-- Opening Marker --

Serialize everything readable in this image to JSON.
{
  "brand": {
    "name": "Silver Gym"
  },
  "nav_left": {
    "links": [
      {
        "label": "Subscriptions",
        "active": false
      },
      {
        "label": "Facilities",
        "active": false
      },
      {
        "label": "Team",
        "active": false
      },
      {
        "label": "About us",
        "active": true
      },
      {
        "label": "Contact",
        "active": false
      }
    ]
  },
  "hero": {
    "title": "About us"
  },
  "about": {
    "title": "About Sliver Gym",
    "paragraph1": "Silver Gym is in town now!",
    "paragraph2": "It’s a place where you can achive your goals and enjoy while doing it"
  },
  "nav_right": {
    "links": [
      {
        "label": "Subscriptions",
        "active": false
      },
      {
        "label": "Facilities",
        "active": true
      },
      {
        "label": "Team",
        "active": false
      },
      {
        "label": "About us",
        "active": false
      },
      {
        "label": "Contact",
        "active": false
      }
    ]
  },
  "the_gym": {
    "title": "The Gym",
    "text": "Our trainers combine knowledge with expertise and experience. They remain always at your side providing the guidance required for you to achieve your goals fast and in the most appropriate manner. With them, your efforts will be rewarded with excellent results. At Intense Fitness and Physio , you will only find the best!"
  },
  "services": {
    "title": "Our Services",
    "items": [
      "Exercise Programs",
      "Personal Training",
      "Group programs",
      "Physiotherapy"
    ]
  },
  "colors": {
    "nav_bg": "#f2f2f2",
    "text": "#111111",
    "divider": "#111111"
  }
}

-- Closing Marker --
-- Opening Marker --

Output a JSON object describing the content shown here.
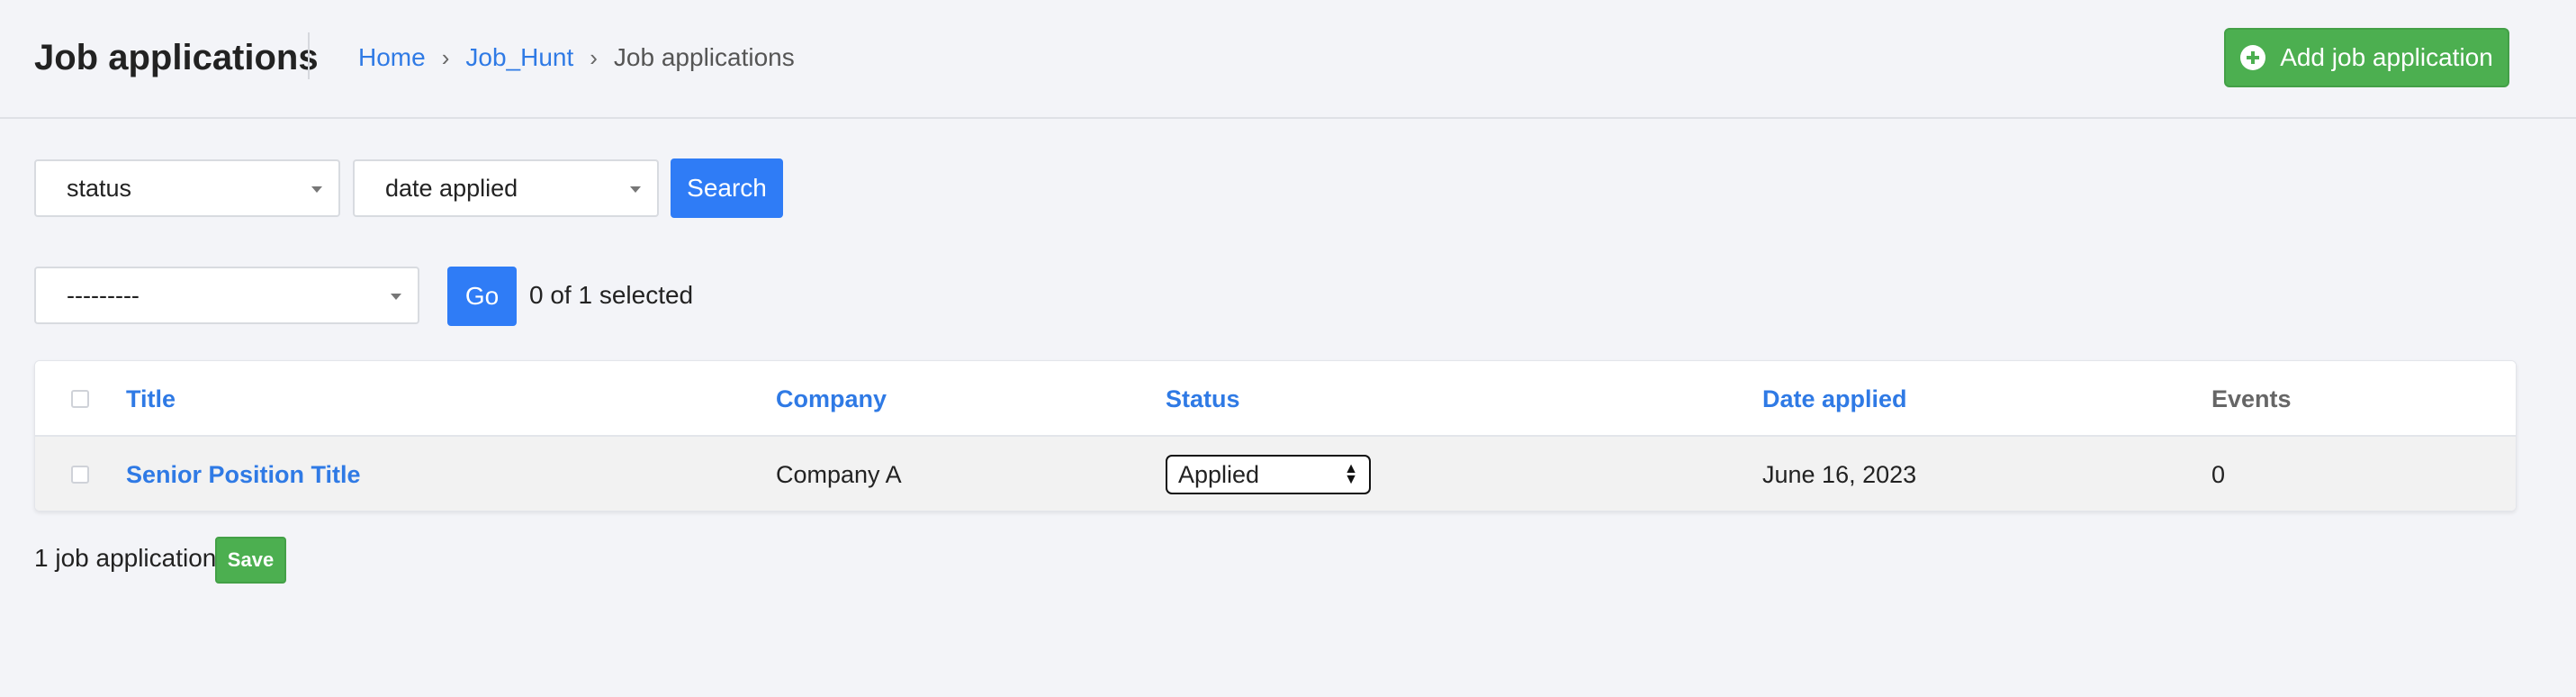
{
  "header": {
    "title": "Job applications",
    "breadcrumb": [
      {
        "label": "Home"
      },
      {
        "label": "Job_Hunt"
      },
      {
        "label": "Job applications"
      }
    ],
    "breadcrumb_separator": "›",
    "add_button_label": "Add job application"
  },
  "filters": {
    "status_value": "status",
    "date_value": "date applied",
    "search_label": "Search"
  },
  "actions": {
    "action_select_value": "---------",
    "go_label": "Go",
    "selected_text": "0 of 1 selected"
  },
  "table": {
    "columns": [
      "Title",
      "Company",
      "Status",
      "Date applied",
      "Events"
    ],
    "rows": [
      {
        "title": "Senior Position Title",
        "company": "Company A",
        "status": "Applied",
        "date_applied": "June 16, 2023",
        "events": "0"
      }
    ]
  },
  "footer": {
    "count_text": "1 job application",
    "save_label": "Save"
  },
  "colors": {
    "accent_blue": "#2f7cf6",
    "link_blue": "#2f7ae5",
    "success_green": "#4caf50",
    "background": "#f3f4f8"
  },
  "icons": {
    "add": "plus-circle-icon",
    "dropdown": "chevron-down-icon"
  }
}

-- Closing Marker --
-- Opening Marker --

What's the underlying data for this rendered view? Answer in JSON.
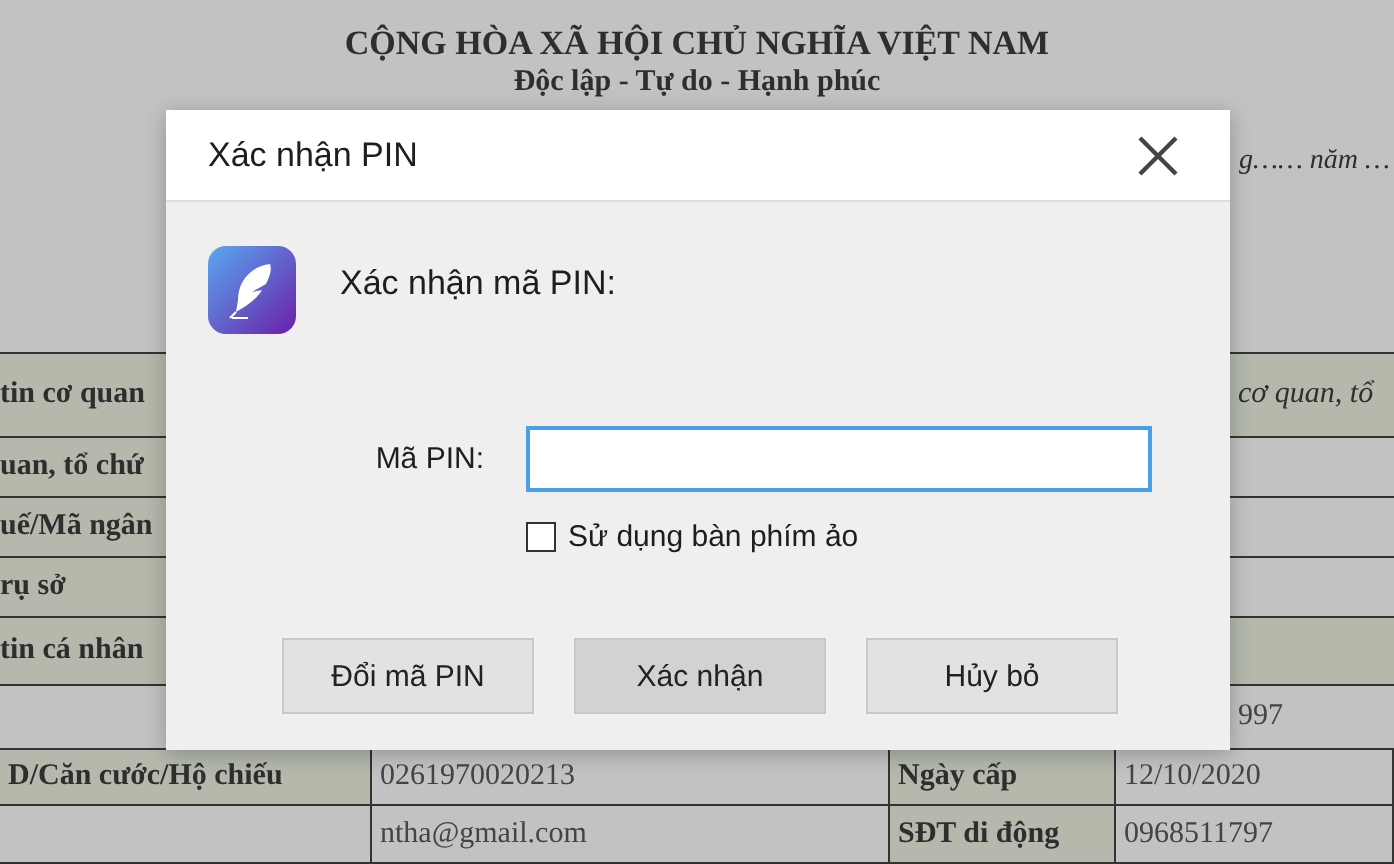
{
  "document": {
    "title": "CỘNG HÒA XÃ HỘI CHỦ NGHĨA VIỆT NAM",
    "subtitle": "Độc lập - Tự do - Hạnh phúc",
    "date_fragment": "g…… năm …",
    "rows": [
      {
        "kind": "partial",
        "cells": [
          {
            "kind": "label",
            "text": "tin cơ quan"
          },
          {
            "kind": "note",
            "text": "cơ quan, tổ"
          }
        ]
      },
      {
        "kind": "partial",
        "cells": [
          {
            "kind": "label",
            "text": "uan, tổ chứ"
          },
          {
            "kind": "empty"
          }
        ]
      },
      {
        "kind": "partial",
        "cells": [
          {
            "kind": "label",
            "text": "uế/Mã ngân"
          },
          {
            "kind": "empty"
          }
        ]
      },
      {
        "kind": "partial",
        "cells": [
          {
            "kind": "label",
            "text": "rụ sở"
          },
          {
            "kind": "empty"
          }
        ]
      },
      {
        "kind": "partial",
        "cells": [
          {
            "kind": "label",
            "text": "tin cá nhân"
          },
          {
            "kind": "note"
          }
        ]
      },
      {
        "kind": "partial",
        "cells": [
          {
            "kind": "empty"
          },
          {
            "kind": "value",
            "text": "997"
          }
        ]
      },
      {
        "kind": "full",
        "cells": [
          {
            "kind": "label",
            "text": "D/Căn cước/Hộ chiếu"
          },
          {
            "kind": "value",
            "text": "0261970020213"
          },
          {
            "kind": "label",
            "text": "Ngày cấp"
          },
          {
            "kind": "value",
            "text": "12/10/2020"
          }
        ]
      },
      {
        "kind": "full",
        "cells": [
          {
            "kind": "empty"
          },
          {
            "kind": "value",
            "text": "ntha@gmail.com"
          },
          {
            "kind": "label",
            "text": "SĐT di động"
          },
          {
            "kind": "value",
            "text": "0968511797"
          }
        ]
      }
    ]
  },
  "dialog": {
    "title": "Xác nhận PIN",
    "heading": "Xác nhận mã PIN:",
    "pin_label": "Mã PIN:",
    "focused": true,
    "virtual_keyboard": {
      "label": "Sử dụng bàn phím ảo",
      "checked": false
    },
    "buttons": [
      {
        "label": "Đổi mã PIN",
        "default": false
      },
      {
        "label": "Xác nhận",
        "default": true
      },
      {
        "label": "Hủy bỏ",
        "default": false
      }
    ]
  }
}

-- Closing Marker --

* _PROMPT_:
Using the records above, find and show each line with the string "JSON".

* _RESPONSE TO THIS TASK_:
Serialize everything readable in this image to JSON.
Output a JSON object describing the content shown here.
What's the underlying data for this rendered view? Answer in JSON.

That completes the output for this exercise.